“Educated clients like Hammerson and Landsecs are seeing the asset management and lifecycle benefits of BIM, and lot of funders and REITs are also taking an interest.
“They’re also warming to the benefits of modularisation – chiefly speed and reduced risk,” he adds.
“The perception used to be that modular was too expensive. But because of labour shortages, the costs of traditional versus offsite have come much closer. Three years ago, clients wouldn’t even ask us to compare modular costs against traditional, now we are being asked to run this exercise more commonly.

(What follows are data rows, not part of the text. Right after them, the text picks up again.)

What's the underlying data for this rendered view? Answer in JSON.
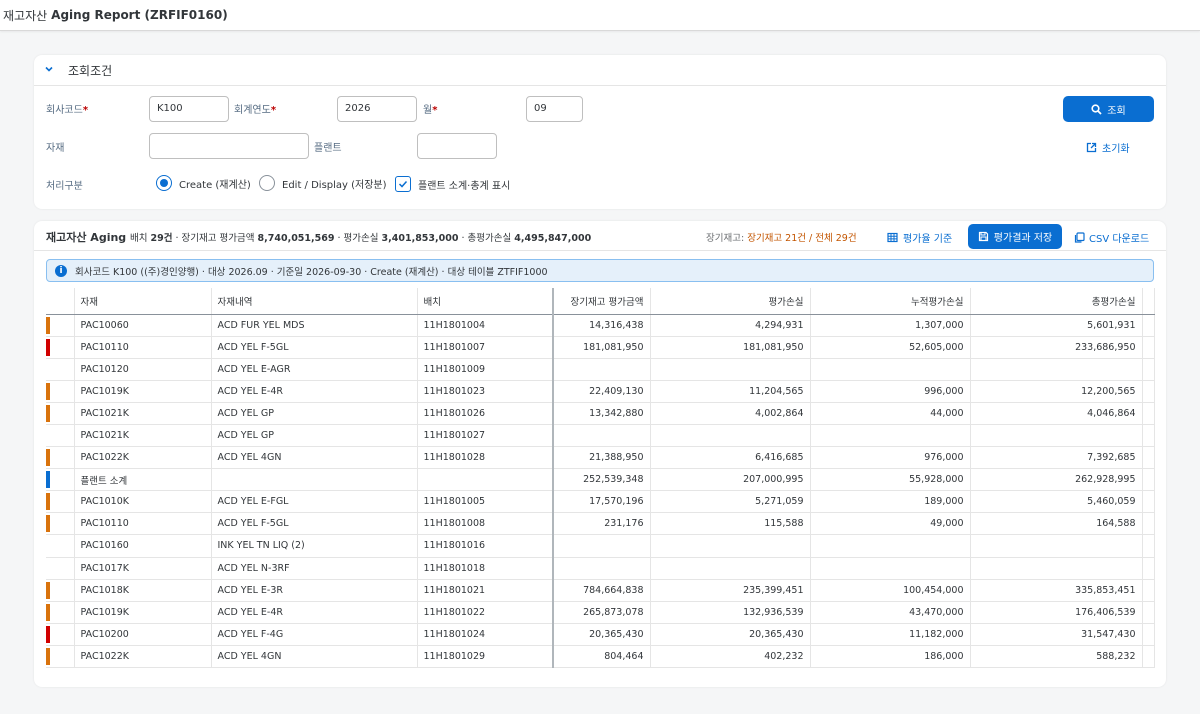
{
  "app": {
    "title_prefix": "재고자산",
    "title_main": "Aging Report (ZRFIF0160)"
  },
  "filter": {
    "header": "조회조건",
    "company_code_label": "회사코드",
    "company_code_value": "K100",
    "fiscal_year_label": "회계연도",
    "fiscal_year_value": "2026",
    "month_label": "월",
    "month_value": "09",
    "material_label": "자재",
    "material_value": "",
    "plant_label": "플랜트",
    "plant_value": "",
    "process_label": "처리구분",
    "option_create": "Create (재계산)",
    "option_edit": "Edit / Display (저장분)",
    "checkbox_label": "플랜트 소계·총계 표시",
    "required_mark": "*",
    "search_button": "조회",
    "reset_button": "초기화"
  },
  "result": {
    "title": "재고자산 Aging",
    "summary_batch_label": "배치",
    "summary_batch_value": "29건",
    "summary_amount_label": "· 장기재고 평가금액",
    "summary_amount_value": "8,740,051,569",
    "summary_loss_label": "· 평가손실",
    "summary_loss_value": "3,401,853,000",
    "summary_total_label": "· 총평가손실",
    "summary_total_value": "4,495,847,000",
    "count_prefix": "장기재고:",
    "count_value": "장기재고 21건 / 전체 29건",
    "btn_basis": "평가율 기준",
    "btn_save": "평가결과 저장",
    "btn_csv": "CSV 다운로드",
    "info": "회사코드 K100 ((주)경인양행) · 대상 2026.09 · 기준일 2026-09-30 · Create (재계산) · 대상 테이블 ZTFIF1000"
  },
  "table": {
    "columns": [
      "자재",
      "자재내역",
      "배치",
      "장기재고 평가금액",
      "평가손실",
      "누적평가손실",
      "총평가손실"
    ],
    "rows": [
      {
        "ind": "#d9730d",
        "c": [
          "PAC10060",
          "ACD FUR YEL MDS",
          "11H1801004",
          "14,316,438",
          "4,294,931",
          "1,307,000",
          "5,601,931"
        ]
      },
      {
        "ind": "#d10000",
        "c": [
          "PAC10110",
          "ACD YEL F-5GL",
          "11H1801007",
          "181,081,950",
          "181,081,950",
          "52,605,000",
          "233,686,950"
        ]
      },
      {
        "ind": "",
        "c": [
          "PAC10120",
          "ACD YEL E-AGR",
          "11H1801009",
          "",
          "",
          "",
          ""
        ]
      },
      {
        "ind": "#d9730d",
        "c": [
          "PAC1019K",
          "ACD YEL E-4R",
          "11H1801023",
          "22,409,130",
          "11,204,565",
          "996,000",
          "12,200,565"
        ]
      },
      {
        "ind": "#d9730d",
        "c": [
          "PAC1021K",
          "ACD YEL GP",
          "11H1801026",
          "13,342,880",
          "4,002,864",
          "44,000",
          "4,046,864"
        ]
      },
      {
        "ind": "",
        "c": [
          "PAC1021K",
          "ACD YEL GP",
          "11H1801027",
          "",
          "",
          "",
          ""
        ]
      },
      {
        "ind": "#d9730d",
        "c": [
          "PAC1022K",
          "ACD YEL 4GN",
          "11H1801028",
          "21,388,950",
          "6,416,685",
          "976,000",
          "7,392,685"
        ]
      },
      {
        "ind": "#0a6ed1",
        "c": [
          "플랜트 소계",
          "",
          "",
          "252,539,348",
          "207,000,995",
          "55,928,000",
          "262,928,995"
        ]
      },
      {
        "ind": "#d9730d",
        "c": [
          "PAC1010K",
          "ACD YEL E-FGL",
          "11H1801005",
          "17,570,196",
          "5,271,059",
          "189,000",
          "5,460,059"
        ]
      },
      {
        "ind": "#d9730d",
        "c": [
          "PAC10110",
          "ACD YEL F-5GL",
          "11H1801008",
          "231,176",
          "115,588",
          "49,000",
          "164,588"
        ]
      },
      {
        "ind": "",
        "c": [
          "PAC10160",
          "INK YEL TN LIQ (2)",
          "11H1801016",
          "",
          "",
          "",
          ""
        ]
      },
      {
        "ind": "",
        "c": [
          "PAC1017K",
          "ACD YEL N-3RF",
          "11H1801018",
          "",
          "",
          "",
          ""
        ]
      },
      {
        "ind": "#d9730d",
        "c": [
          "PAC1018K",
          "ACD YEL E-3R",
          "11H1801021",
          "784,664,838",
          "235,399,451",
          "100,454,000",
          "335,853,451"
        ]
      },
      {
        "ind": "#d9730d",
        "c": [
          "PAC1019K",
          "ACD YEL E-4R",
          "11H1801022",
          "265,873,078",
          "132,936,539",
          "43,470,000",
          "176,406,539"
        ]
      },
      {
        "ind": "#d10000",
        "c": [
          "PAC10200",
          "ACD YEL F-4G",
          "11H1801024",
          "20,365,430",
          "20,365,430",
          "11,182,000",
          "31,547,430"
        ]
      },
      {
        "ind": "#d9730d",
        "c": [
          "PAC1022K",
          "ACD YEL 4GN",
          "11H1801029",
          "804,464",
          "402,232",
          "186,000",
          "588,232"
        ]
      }
    ]
  },
  "colors": {
    "accent": "#0a6ed1",
    "warning": "#d9730d",
    "error": "#d10000"
  }
}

“Many of these are PRS [private rental sector] clients who are driven by IRR [internal rate of return], so the faster construction delivery of modular is very appealing to them.”
Gleeds is working on 18 modular schemes across the UK. This includes the world’s tallest modular tower in Croydon, for developer-constructor Tide, plus schemes with L&G and Swan Housing. “Compared to traditional, we’re seeing better quality and safer construction,” Harle says.

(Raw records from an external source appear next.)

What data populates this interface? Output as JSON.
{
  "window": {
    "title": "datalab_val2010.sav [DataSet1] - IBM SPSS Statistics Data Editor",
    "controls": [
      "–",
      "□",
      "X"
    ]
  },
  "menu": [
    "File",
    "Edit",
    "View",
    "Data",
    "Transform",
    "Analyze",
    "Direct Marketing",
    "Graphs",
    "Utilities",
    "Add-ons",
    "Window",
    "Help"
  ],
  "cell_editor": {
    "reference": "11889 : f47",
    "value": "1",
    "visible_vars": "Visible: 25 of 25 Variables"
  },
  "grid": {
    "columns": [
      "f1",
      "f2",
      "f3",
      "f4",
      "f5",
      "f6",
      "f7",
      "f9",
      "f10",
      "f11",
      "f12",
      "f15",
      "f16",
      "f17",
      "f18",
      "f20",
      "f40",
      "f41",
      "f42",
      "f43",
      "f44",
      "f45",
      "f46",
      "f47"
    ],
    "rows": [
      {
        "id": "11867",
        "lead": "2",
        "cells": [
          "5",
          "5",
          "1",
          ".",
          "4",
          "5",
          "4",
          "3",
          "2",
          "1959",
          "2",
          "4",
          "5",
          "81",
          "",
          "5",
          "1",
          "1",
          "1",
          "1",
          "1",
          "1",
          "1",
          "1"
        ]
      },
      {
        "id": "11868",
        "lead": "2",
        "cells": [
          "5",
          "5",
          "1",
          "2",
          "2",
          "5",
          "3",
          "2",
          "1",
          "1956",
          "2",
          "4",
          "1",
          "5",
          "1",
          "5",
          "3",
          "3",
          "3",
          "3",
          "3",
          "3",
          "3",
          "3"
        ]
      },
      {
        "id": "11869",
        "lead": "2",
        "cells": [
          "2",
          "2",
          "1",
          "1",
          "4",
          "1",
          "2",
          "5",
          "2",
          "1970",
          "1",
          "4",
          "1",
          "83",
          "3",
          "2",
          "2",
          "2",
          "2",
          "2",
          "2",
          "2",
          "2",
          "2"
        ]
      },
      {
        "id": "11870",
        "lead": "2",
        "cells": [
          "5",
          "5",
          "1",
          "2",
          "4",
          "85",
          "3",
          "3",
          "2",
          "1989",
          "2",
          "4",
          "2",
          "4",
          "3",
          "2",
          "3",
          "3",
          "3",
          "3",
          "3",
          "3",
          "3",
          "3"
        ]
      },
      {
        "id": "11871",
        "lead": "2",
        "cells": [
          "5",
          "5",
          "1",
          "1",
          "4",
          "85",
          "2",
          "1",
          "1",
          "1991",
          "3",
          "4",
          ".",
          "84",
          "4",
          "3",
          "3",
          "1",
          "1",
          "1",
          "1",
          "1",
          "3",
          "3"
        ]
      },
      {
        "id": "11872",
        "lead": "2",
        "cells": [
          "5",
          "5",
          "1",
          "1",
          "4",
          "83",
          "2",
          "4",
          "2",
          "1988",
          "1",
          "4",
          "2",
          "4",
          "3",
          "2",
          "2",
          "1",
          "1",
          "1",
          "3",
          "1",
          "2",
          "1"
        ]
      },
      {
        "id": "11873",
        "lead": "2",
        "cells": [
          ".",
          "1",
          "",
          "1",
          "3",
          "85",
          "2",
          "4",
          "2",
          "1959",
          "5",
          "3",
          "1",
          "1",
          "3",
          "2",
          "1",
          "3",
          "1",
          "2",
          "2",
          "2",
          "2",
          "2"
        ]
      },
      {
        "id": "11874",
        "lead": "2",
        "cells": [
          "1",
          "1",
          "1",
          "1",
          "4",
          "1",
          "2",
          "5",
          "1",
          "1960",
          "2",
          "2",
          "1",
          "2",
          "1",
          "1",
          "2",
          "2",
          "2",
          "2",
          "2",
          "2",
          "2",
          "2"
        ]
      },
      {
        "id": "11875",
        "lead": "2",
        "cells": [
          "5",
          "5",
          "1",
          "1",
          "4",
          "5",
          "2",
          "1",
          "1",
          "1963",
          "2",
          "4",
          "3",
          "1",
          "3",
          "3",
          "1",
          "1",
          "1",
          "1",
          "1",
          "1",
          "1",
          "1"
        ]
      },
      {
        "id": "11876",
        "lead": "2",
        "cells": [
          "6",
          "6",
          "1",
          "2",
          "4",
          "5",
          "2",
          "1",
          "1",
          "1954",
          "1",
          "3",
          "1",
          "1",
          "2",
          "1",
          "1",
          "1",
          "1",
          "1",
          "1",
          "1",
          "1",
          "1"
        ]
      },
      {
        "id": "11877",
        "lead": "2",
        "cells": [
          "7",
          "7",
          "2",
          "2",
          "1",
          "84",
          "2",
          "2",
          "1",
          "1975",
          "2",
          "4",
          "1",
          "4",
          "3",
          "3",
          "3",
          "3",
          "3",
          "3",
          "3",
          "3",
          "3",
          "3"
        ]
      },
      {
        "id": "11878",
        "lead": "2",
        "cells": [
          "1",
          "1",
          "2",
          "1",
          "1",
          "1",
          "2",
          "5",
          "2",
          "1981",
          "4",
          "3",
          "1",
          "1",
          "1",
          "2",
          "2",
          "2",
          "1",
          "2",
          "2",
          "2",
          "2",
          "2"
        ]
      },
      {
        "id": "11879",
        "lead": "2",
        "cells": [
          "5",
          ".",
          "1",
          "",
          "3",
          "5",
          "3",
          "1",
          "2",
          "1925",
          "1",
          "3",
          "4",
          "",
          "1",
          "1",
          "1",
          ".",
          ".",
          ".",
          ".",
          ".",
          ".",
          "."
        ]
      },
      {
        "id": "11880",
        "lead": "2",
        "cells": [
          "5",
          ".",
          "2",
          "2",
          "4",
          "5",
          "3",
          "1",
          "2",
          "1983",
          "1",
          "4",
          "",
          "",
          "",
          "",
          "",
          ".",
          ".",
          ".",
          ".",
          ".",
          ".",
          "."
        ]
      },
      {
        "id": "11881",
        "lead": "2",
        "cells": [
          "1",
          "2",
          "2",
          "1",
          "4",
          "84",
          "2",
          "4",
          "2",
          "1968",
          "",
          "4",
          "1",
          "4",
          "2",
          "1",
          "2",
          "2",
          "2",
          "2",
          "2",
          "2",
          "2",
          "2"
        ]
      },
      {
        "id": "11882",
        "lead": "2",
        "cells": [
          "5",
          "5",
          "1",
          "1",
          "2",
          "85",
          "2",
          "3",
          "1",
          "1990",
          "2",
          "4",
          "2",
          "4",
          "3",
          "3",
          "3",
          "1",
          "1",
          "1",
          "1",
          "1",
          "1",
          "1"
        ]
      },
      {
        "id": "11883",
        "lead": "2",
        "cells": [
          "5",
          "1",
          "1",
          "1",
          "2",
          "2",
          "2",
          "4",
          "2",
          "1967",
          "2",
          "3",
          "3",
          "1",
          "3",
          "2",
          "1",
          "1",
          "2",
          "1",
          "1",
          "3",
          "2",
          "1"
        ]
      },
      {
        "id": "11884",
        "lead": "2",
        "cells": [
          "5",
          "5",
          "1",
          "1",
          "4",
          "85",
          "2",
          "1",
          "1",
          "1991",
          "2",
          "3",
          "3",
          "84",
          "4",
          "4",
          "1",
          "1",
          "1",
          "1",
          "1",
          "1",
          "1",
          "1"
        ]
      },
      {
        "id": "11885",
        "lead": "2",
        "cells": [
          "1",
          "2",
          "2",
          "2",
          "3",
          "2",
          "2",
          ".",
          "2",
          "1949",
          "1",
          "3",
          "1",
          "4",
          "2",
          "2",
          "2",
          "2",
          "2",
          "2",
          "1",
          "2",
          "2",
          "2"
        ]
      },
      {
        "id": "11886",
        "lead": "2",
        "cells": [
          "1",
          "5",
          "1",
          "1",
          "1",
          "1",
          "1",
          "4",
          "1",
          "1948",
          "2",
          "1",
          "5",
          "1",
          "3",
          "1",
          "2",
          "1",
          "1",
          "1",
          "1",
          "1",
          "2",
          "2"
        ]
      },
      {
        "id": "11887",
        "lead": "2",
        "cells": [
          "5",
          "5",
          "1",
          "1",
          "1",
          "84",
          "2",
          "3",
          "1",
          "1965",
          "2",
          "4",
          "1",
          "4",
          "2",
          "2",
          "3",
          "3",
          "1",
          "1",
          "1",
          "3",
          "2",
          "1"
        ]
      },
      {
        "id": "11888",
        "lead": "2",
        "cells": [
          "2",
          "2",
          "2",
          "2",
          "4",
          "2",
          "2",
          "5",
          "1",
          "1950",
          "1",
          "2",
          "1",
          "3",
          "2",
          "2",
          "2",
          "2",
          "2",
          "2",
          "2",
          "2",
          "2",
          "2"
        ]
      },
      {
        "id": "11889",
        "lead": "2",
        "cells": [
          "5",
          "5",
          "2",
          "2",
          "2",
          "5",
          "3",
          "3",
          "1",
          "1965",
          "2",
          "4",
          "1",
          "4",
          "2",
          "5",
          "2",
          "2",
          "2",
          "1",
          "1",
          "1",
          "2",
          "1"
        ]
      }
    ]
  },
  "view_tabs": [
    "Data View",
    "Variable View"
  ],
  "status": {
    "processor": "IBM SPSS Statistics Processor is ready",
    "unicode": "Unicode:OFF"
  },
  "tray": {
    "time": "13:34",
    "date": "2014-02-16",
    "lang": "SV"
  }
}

He subscribes to the view that the traditional tier 1 contracting model is under threat and describes Ray O’Rourke as a “pioneer” for his investment in Laing O’Rourke’s manufacturing capability.
“The digital agenda will only push us further towards offsite,” Harle adds. “I’ve been to Laing O’Rourke’s factory three times, and watched their digital engineers controlling the production of precast units, precision placing of all the rebar, in a controlled environment. We work with Laing O’Rourke, mainly in health, and we’ve seen the benefits.”
“Brexit has been factored into the markets. We want political stability and clarity, and if we get that, the amount of equity and debt available for the UK is unbelievable, particularly for PRS: it’s just 2% of the UK resi market but 20% in US and Germany. If we Brexit on 31 January, I think the UK is in for a boom.”
“We’ve got 200 project managers in the UK business, most of them CIOB members, out of 900 staff in total. We have great relationships with the professional bodies – I would like them to work together more closely on their course programmes, so new graduates understand how the different professions fit together in our industry.”
Digital technology is also changing Gleeds’ workloads across different sectors. Industrial, driven by logistics and warehousing projects, was up around 20% last year, while retail is moving towards a ‘bricks and clicks’ service, Harle notes. “It is about making the high street work in a different way to suit a shift in the market,” he explains.
As the industry changes, the CEO mulls over what is the best “shape for our business”.
“An issue for us is that many of the public sector frameworks are now multi-disciplinary packages,” he says. “Do we add on other professional services to our offering? If we do, we would grow organically. But we have to look at the balance of risk and opportunity.
“Grenfell has tightened up the market in terms of what designers can and can’t do, from a professional indemnity perspective. Gleeds does not take design risk and Grenfell has reaffirmed our position on that.
“I am very competitive and want us to be the best at what we do, but that doesn’t mean being the biggest – we will not be an Aecom or Arcadis. We’ve had people with us who moved on to the big multi-disciplinary firms, and have since gone off to set up on their own – which tells me the one-stop-shop approach doesn’t always work.”
Gleeds has 134 years of history, with more than 2,000 staff working in 71 offices across 20 countries, and Harle wants to keep its core values intact.
“I will be a very open CEO, and I have an email address – ‘Ask Graham’ – which means staff can contact me directly,” he says. “We’re strong on ethics and we’ve adopted the Wates Principles of corporate governance and committed to fair payment of suppliers.
“Our staff training, I believe, is the best in the industry – clients who started out with us tell me that. Although a global firm, we’re at a scale where you can move on and around the business quickly.
“But the industry is changing, and we need to be at the heart of this digital transformation.”